  8. mattbrent

    mattbrent Active Member

    Hahaha.... this is so true. Just walk into my school. Almost every kid has an ipod and a cell phone. It's ridiculous. I'm not that much older than they are, but they can't grasp the concept that I somehow survived high school without those things... I think they'd crap their pants if they had to experience school the way my parents or even grandparents experienced it.

    -Matt
     
  9. I know, I am only 22 and I am outraged by this. People my age are just as guilty of this and it just makes me sick. Cut the cord and enjoy the world around you people, seriously.
     
  10. SteveFoerster

    SteveFoerster Resident Gadfly Staff Member

    The word these parents are looking for is "No." I mean, am I that strange in this?

    -=Steve=-
     
  11. Bruce

    Bruce Moderator Staff Member

    No; every day I see the disastrous results of parents trying to be their children's friend instead of their mother or father.
     
  12. Ted Heiks

    Ted Heiks Moderator and Distinguished Senior Member Staff Member

    Maybe they're desparately trying to put out an ash tray fire by pouring Diet Pepsi over it, so they crushed out their cigarette on the car door and flicked it out the window.
     
  13. Ted Heiks

    Ted Heiks Moderator and Distinguished Senior Member Staff Member

    What grinds my gears is a bunch of people sitting behind computer screens venting spleen about what grinds their gears. :D
     
  14. mattbrent

    mattbrent Active Member

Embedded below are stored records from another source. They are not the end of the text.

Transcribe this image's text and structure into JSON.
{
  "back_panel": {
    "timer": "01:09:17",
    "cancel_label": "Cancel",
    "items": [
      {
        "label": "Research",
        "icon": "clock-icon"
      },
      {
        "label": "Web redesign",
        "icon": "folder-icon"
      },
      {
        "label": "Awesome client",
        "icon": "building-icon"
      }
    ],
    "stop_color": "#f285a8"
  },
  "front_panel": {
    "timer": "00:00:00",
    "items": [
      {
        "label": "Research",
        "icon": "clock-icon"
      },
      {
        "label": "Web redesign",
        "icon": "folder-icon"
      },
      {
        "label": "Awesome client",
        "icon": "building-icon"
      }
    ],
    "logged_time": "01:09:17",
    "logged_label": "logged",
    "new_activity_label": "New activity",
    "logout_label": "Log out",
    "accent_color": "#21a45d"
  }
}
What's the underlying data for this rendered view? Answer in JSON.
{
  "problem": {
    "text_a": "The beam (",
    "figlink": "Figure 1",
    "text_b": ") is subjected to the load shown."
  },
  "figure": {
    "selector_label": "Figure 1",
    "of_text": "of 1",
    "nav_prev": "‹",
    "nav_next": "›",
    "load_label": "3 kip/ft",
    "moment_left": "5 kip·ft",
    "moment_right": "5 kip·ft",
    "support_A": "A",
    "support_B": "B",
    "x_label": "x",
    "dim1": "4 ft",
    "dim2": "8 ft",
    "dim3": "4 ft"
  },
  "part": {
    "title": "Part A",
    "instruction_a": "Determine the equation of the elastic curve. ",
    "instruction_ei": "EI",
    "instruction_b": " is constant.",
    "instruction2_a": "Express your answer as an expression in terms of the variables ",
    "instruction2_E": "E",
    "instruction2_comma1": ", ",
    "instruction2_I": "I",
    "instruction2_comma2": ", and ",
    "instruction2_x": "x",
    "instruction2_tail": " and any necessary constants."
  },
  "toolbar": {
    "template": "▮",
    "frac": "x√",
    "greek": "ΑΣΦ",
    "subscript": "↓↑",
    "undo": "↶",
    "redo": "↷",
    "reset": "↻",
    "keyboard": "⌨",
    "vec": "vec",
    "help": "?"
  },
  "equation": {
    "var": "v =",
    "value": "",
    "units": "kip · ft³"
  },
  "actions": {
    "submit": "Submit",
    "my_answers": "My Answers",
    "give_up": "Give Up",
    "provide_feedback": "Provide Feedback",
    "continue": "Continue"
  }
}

    When my baby girl is born in the next few days (I swear, I don't think she wants to come out!) I'll remember this.

    My wife and I are both teachers, and our biggest fear is that we're going to have THAT kid. Both of us have so much experience with other people's kids, we're afraid of how they'll affect us. I just hope that our kid doesn't turn out like some of these spoiled, ignorant brats that I see every day. I guess it's nature vs. nurture after all!

    -Matt
     
  15. SteveFoerster

    SteveFoerster Resident Gadfly Staff Member

    Yes, although scarily enough, the nurture side of that includes the ambient culture, not just what you do with them.

    -=Steve=-
     
  16. mattbrent

    mattbrent Active Member

    Or what they see on tv. I was amazed when I taught US Government. My kids were so adamanent about loving Clinton and bashing Bush, yet, they couldn't tell me why. All they could say is that they saw on tv that so and so said this or that, but they always lacked an explaination.

    Even my honors students have difficulty explaining things. They've been forced into rote memorization of random facts to pass stupid standardized tests, so that's all they can do. Asking them to write an essay is like asking a fish to do a song and dance routine on land. It's sad when the "dumb" kids I went to school with are smarter and more capable than these honors kids.
     
  17. BMWGuinness

    BMWGuinness New Member

  18. SteveFoerster

    SteveFoerster Resident Gadfly Staff Member

    Me too -- that it's so hard for most patients to get it who might benefit from it.

    -=Steve=-
     
  19. Refugee

    Refugee New Member

    I am fortunate that I was only 22 when I started my Federal Law Enforcement career. I can take my full retirement at age 47 with 25 years in. That still leaves me plenty of time for a second career (ya right ;)) if I wanted too. My brother works for a local department and has a lot more fun than me (at least since I left the Border Patrol) but I have a much better retirement than he does so I just cant bring myself to leave the Federal side. I have 14 years 2 months to go, but who's counting. :) I just keep telling myself how great it will be to be able to retire at 47.

    As for what grinds my gears, left lane hogs, big time.
     
  20. PhD2B

    PhD2B Dazed and Confused

    I'm with you on this one. I hate when someone rides side by side with the slow driver in the right lane. You can't pass the idiot in the left or right lane and the idiot in the left lane has no intention of passing the slow driver in the right lane!!!!

    Ted, are you that idiot in the left lane? If I see someone chain drinking Diet Pepsis while smoking a cigarette riding the left lane...I'll know it's you! :D
     

Share This Page